Component data from apps and pages
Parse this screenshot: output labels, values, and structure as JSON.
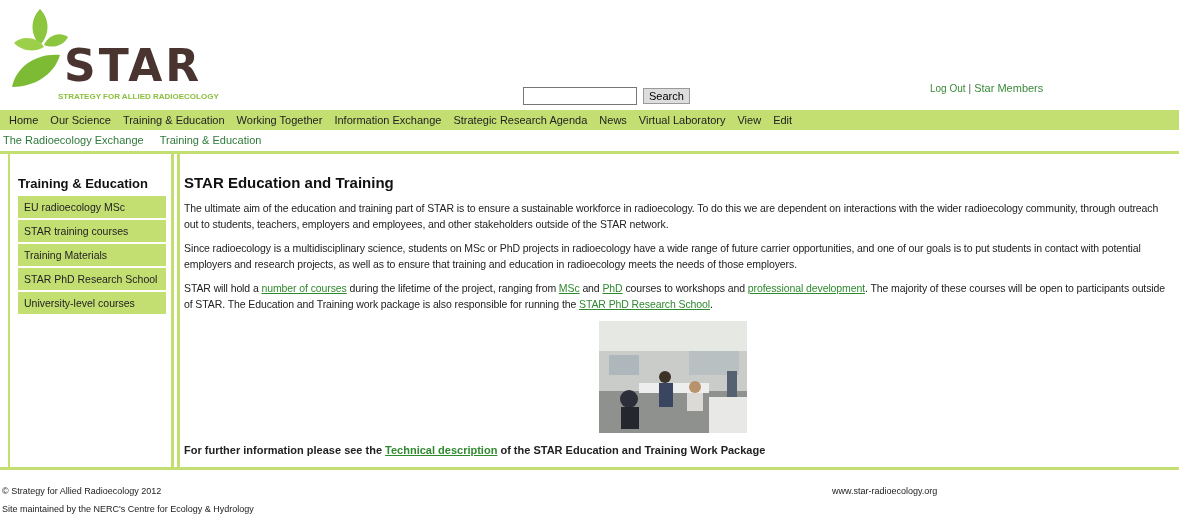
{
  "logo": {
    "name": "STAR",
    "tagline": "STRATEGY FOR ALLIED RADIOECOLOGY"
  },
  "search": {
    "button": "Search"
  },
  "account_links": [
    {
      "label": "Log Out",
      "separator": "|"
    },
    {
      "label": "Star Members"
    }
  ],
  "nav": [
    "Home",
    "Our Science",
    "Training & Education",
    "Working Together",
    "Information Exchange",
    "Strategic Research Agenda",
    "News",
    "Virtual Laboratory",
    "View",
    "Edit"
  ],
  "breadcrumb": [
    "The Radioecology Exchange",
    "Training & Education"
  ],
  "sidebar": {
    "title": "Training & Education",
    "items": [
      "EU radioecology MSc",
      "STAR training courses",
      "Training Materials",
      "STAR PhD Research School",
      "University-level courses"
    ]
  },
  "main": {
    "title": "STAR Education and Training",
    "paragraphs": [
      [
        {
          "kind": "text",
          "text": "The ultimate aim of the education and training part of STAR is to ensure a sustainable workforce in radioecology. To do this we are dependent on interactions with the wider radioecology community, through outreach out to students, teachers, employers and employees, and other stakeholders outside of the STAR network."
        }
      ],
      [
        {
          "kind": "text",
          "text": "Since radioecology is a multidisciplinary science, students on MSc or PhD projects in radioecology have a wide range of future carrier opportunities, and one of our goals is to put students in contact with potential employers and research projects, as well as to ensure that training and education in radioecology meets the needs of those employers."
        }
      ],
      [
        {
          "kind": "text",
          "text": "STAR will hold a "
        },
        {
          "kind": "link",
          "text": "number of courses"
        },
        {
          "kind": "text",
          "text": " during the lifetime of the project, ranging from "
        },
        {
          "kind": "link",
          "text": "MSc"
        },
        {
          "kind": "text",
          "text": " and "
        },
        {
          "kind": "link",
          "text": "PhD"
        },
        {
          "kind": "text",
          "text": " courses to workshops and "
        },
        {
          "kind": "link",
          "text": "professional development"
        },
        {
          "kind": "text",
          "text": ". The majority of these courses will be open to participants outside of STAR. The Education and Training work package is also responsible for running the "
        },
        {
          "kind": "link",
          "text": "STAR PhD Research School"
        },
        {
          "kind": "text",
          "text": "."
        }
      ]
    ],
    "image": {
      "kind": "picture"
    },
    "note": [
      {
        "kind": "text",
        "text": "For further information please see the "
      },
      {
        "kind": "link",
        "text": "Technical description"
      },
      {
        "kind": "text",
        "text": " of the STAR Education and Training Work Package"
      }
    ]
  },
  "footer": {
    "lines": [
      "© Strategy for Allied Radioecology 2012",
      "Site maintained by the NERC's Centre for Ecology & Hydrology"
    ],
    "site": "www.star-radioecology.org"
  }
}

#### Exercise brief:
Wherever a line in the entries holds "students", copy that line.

#### Task result:
          "text": "The ultimate aim of the education and training part of STAR is to ensure a sustainable workforce in radioecology. To do this we are dependent on interactions with the wider radioecology community, through outreach out to students, teachers, employers and employees, and other stakeholders outside of the STAR network."
          "text": "Since radioecology is a multidisciplinary science, students on MSc or PhD projects in radioecology have a wide range of future carrier opportunities, and one of our goals is to put students in contact with potential employers and research projects, as well as to ensure that training and education in radioecology meets the needs of those employers."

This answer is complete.